By Justin Boron
Riverdale may have found its way to some more money through the new sheriff.
Sheriff Victor Hill has agreed to deputize a group of Riverdale police officers for the purpose of serving warrants outside the city limits, allowing them to notify the hundreds of people with outstanding fines.
City Manager Iris Jessie said deputized police officers will allow the city to step up its efforts to collect court fines to generate more revenue, which would reduce the amount of reserve funds it plans to use to balance the budget at the end of the year.
"We're trying to take a harder look," Jessie said.
Stanley Tuggle, the previous sheriff, said he did not deputize the officers because it posed a potential liability to the county.
"Once you swear them in, they're liable for what they do," he said. "I didn't think it was proper to put the county on the liability hook."
Tuggle said in lieu of making the officers deputies, he offered one of his own deputies to work with the municipal police to serve warrants outside of Riverdale.
The city estimates it will have to withdraw $1.3 million from the reserve this year. It used $800,000 last year, Jessie said.
There is about $4.5 million in the reserves, she said.
Council member Kenny Ruffin said the amount of money generated through the courts has waned in the past two years.
In 2003, the city collected $15,000 in tickets. In 2004, it collected only $11,000.

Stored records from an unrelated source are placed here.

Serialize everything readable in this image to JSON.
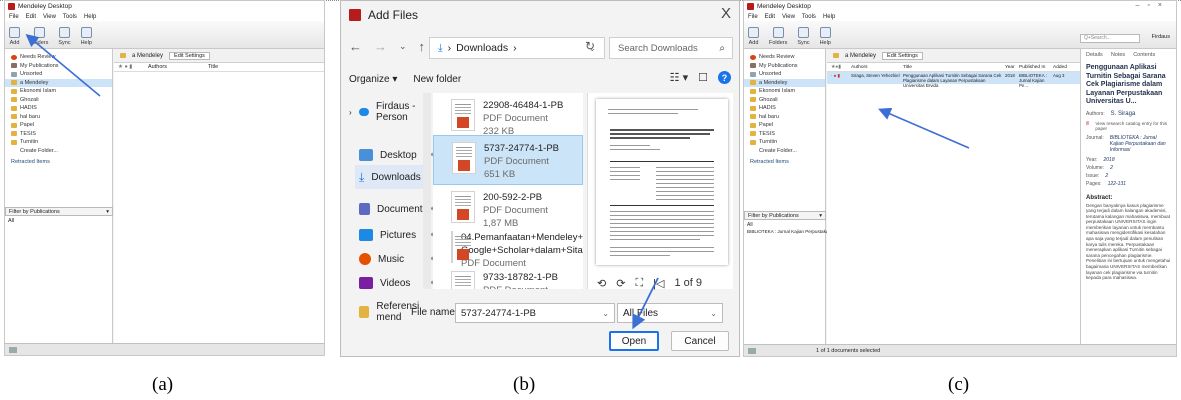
{
  "captions": [
    "(a)",
    "(b)",
    "(c)"
  ],
  "mendeley_a": {
    "title": "Mendeley Desktop",
    "menu": [
      "File",
      "Edit",
      "View",
      "Tools",
      "Help"
    ],
    "toolbar": [
      "Add",
      "Folders",
      "Sync",
      "Help"
    ],
    "sidebar": [
      "Needs Review",
      "My Publications",
      "Unsorted",
      "a Mendeley",
      "Ekonomi Islam",
      "Ghozali",
      "HADIS",
      "hal baru",
      "Papel",
      "TESIS",
      "Turnitin",
      "Create Folder..."
    ],
    "sidebar_section": "Retracted Items",
    "filter": "Filter by Publications",
    "filter_value": "All",
    "tab_title": "a Mendeley",
    "tab_edit": "Edit Settings",
    "columns": [
      "Authors",
      "Title"
    ]
  },
  "dialog": {
    "title": "Add Files",
    "close": "X",
    "path_label": "Downloads",
    "search_placeholder": "Search Downloads",
    "organize": "Organize",
    "new_folder": "New folder",
    "nav": [
      {
        "label": "Firdaus - Person",
        "color": "#1e88e5"
      },
      {
        "label": "Desktop",
        "color": "#4a90d9"
      },
      {
        "label": "Downloads",
        "color": "#2e7d32"
      },
      {
        "label": "Documents",
        "color": "#5c6bc0"
      },
      {
        "label": "Pictures",
        "color": "#1e88e5"
      },
      {
        "label": "Music",
        "color": "#e65100"
      },
      {
        "label": "Videos",
        "color": "#7b1fa2"
      },
      {
        "label": "Referensi mend",
        "color": "#e3b341"
      }
    ],
    "files": [
      {
        "name": "22908-46484-1-PB",
        "type": "PDF Document",
        "size": "232 KB"
      },
      {
        "name": "5737-24774-1-PB",
        "type": "PDF Document",
        "size": "651 KB"
      },
      {
        "name": "200-592-2-PB",
        "type": "PDF Document",
        "size": "1,87 MB"
      },
      {
        "name": "04.Pemanfaatan+Mendeley+dan+",
        "name2": "Google+Scholar+dalam+Sitasi",
        "type": "PDF Document"
      },
      {
        "name": "9733-18782-1-PB",
        "type": "PDF Document",
        "size": ""
      }
    ],
    "page_indicator": "1 of 9",
    "filename_label": "File name:",
    "filename_value": "5737-24774-1-PB",
    "filetype": "All Files",
    "open": "Open",
    "cancel": "Cancel"
  },
  "mendeley_c": {
    "title": "Mendeley Desktop",
    "menu": [
      "File",
      "Edit",
      "View",
      "Tools",
      "Help"
    ],
    "toolbar": [
      "Add",
      "Folders",
      "Sync",
      "Help"
    ],
    "user": "Firdaus",
    "search": "Q+Search...",
    "sidebar": [
      "Needs Review",
      "My Publications",
      "Unsorted",
      "a Mendeley",
      "Ekonomi Islam",
      "Ghozali",
      "HADIS",
      "hal baru",
      "Papel",
      "TESIS",
      "Turnitin",
      "Create Folder..."
    ],
    "sidebar_section": "Retracted Items",
    "filter": "Filter by Publications",
    "filter_value": "All",
    "filter_item": "BIBLIOTEKA : Jurnal Kajian Perpustakaan dan Inf",
    "tab_title": "a Mendeley",
    "tab_edit": "Edit Settings",
    "columns": [
      "Authors",
      "Title",
      "Year",
      "Published In",
      "Added"
    ],
    "row": {
      "author": "Siraga, Steven Yehezkiel",
      "title": "Penggunaan Aplikasi Turnitin Sebagai Sarana Cek Plagiarisme dalam Layanan Perpustakaan Universitas Brvida",
      "year": "2018",
      "published": "BIBLIOTEKA : Jurnal Kajian Pe...",
      "added": "Aug 3"
    },
    "detail_tabs": [
      "Details",
      "Notes",
      "Contents"
    ],
    "detail_title": "Penggunaan Aplikasi Turnitin Sebagai Sarana Cek Plagiarisme dalam Layanan Perpustakaan Universitas U...",
    "detail_authors_label": "Authors:",
    "detail_authors": "S. Siraga",
    "detail_catalog": "View research catalog entry for this paper",
    "detail_journal_label": "Journal:",
    "detail_journal": "BIBLIOTEKA : Jurnal Kajian Perpustakaan dan Informasi",
    "detail_year_label": "Year:",
    "detail_year": "2018",
    "detail_volume_label": "Volume:",
    "detail_volume": "2",
    "detail_issue_label": "Issue:",
    "detail_issue": "2",
    "detail_pages_label": "Pages:",
    "detail_pages": "122-131",
    "abstract_heading": "Abstract:",
    "abstract_text": "Dengan banyaknya kasus plagiarisme yang terjadi dalam kalangan akademisi, terutama kalangan mahasiswa, membuat perpustakaan UNIVERSITAS ingin memberikan layanan untuk membantu mahasiswa mengidentifikasi kesalahan apa saja yang terjadi dalam penulisan karya tulis mereka. Perpustakaan menerapkan aplikasi Turnitin sebagai sarana pencegahan plagiarisme. Penelitian ini bertujuan untuk mengetahui bagaimana UNIVERSITAS memberikan layanan cek plagiarisme via turnitin kepada para mahasiswa.",
    "status": "1 of 1 documents selected"
  },
  "colors": {
    "accent": "#1a73e8",
    "selection": "#cde3f7",
    "arrow": "#3b6fd4",
    "mendeley_red": "#b71c1c"
  }
}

But once the officers are deputized, allowing them to operate beyond jurisdictional lines, the amount of money the court collects will rise, Jessie said.
Riverdale currently has about $300,000 in uncollected fines within the city, she said.
Hill said there would be conditions on making the officers deputies.
Unlike most deputies, Riverdale officers wouldn't be permitted to work drug seizures or make arrests outside the city.
But Tuggle said once officers are sworn in, they have all the authority of deputy sheriff.
Other parts of the Riverdale budget also are trending low, Jessie said.
In light of the revenue problems, she said the expenditure should be given more care.
"We could exercise a little more oversight in expenditure," Jessie said.
But she expects revenue to improve as the year continues.
In spite of some line items' shortcomings, property tax collection is strong, Jessie said.
Mayor Phaedra Graham also said she was concerned about the budget in her closing remarks to the citizens and promised them she would stay on top of the issue.